Moneybelts – Nobi Omoto (OH0053)


When we were ordered to leave, I think it was my father and my sister or my brother went into town, because we needed suitcases and a few necessities. And so they brought home suitcases, you know, those old–fashioned flimsy ones. They couldn’t afford the best. So, and then I think, I think I remember clearly my father thought that Niseis and Isseis would be separated. So he gave a… he went and bought tin plate, tin cup, and a silverware for each of us to take in case. And then Mom made a money belt and wrapped up so we could tying around our tummy and gave each of us cash, so we’ll have something. So, that was very scary, too.

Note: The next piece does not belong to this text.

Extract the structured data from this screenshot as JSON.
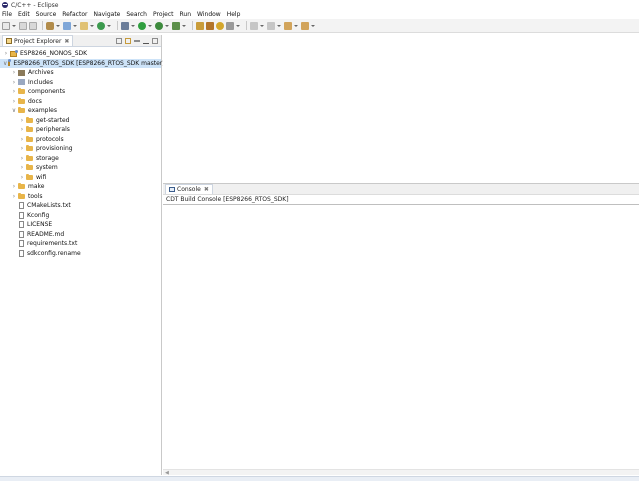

We were told we could only carry, take what we could carry, and that wasn’t much because I had three younger sisters. But I had a little suitcase which I really stuffed it. And then I had a little shopping bag, stuffed, and I had couple school books. And then I put layers and layers of clothes on because you can’t, you can’t carry all that. So I remember that, carrying layers of clothes and my little belongings. But it was a… to leave our new farmhouse, and we didn’t know where we were going, it was very… another scary time. I think the whole Pearl Harbor to evacuation all along was very, a stressful time for many families, including me, yeah.

Video Interview — October 2006
To see this interview in its entirety, go to the Densho website archives. You will have to register to be allowed access to their archives. Once in the archive, visit the Visual History Collections: Bainbridge Island Japanese American Community Collection.

Nobi Omoto

Nobuko Sakai Omoto was 18 years old and in the twelfth grade when she was evacuated. She is the third oldest of six children.